## DATA FOR REVIEW:

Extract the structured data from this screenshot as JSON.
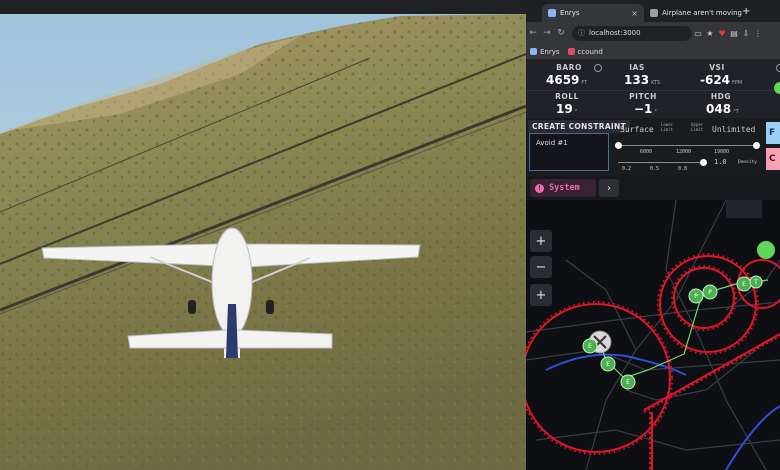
{
  "browser": {
    "tabs": [
      {
        "label": "Enrys",
        "active": true
      },
      {
        "label": "Airplane aren't moving",
        "active": false
      }
    ],
    "new_tab": "+",
    "url": "localhost:3000",
    "bookmarks": [
      {
        "label": "Enrys",
        "color": "#8ab4f8"
      },
      {
        "label": "ccound",
        "color": "#e34b6b"
      }
    ]
  },
  "instruments": {
    "baro": {
      "label": "BARO",
      "value": "4659",
      "unit": "FT"
    },
    "ias": {
      "label": "IAS",
      "value": "133",
      "unit": "KTS"
    },
    "vsi": {
      "label": "VSI",
      "value": "-624",
      "unit": "FPM"
    },
    "roll": {
      "label": "ROLL",
      "value": "19",
      "unit": "°"
    },
    "pitch": {
      "label": "PITCH",
      "value": "−1",
      "unit": "°"
    },
    "hdg": {
      "label": "HDG",
      "value": "048",
      "unit": "°T"
    }
  },
  "constraint": {
    "title": "CREATE CONSTRAINT",
    "name_value": "Avoid #1",
    "surface_label": "Surface",
    "lower_limit": "Lower Limit",
    "upper_limit": "Upper Limit",
    "unlimited_label": "Unlimited",
    "alt_ticks": [
      "6000",
      "12000",
      "19000"
    ],
    "density_value": "1.0",
    "density_label": "Density",
    "density_ticks": [
      "0.2",
      "0.5",
      "0.8"
    ],
    "button_f": "F",
    "button_c": "C"
  },
  "system": {
    "label": "System",
    "icon": "!",
    "next": "›"
  },
  "map": {
    "zoom_in": "+",
    "zoom_out": "−",
    "fit": "+",
    "waypoints": [
      "E",
      "E",
      "E",
      "P",
      "P",
      "E",
      "T"
    ]
  },
  "colors": {
    "accent": "#f06aa8",
    "constraint_red": "#e0142a",
    "waypoint_green": "#4caf50",
    "f_button": "#9ad0f5",
    "c_button": "#f7a1b5"
  }
}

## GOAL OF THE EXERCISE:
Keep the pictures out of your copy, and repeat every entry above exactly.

## EXERCISE OUTPUT:
Extract the structured data from this screenshot as JSON.
{
  "browser": {
    "tabs": [
      {
        "label": "Enrys",
        "active": true
      },
      {
        "label": "Airplane aren't moving",
        "active": false
      }
    ],
    "new_tab": "+",
    "url": "localhost:3000",
    "bookmarks": [
      {
        "label": "Enrys",
        "color": "#8ab4f8"
      },
      {
        "label": "ccound",
        "color": "#e34b6b"
      }
    ]
  },
  "instruments": {
    "baro": {
      "label": "BARO",
      "value": "4659",
      "unit": "FT"
    },
    "ias": {
      "label": "IAS",
      "value": "133",
      "unit": "KTS"
    },
    "vsi": {
      "label": "VSI",
      "value": "-624",
      "unit": "FPM"
    },
    "roll": {
      "label": "ROLL",
      "value": "19",
      "unit": "°"
    },
    "pitch": {
      "label": "PITCH",
      "value": "−1",
      "unit": "°"
    },
    "hdg": {
      "label": "HDG",
      "value": "048",
      "unit": "°T"
    }
  },
  "constraint": {
    "title": "CREATE CONSTRAINT",
    "name_value": "Avoid #1",
    "surface_label": "Surface",
    "lower_limit": "Lower Limit",
    "upper_limit": "Upper Limit",
    "unlimited_label": "Unlimited",
    "alt_ticks": [
      "6000",
      "12000",
      "19000"
    ],
    "density_value": "1.0",
    "density_label": "Density",
    "density_ticks": [
      "0.2",
      "0.5",
      "0.8"
    ],
    "button_f": "F",
    "button_c": "C"
  },
  "system": {
    "label": "System",
    "icon": "!",
    "next": "›"
  },
  "map": {
    "zoom_in": "+",
    "zoom_out": "−",
    "fit": "+",
    "waypoints": [
      "E",
      "E",
      "E",
      "P",
      "P",
      "E",
      "T"
    ]
  },
  "colors": {
    "accent": "#f06aa8",
    "constraint_red": "#e0142a",
    "waypoint_green": "#4caf50",
    "f_button": "#9ad0f5",
    "c_button": "#f7a1b5"
  }
}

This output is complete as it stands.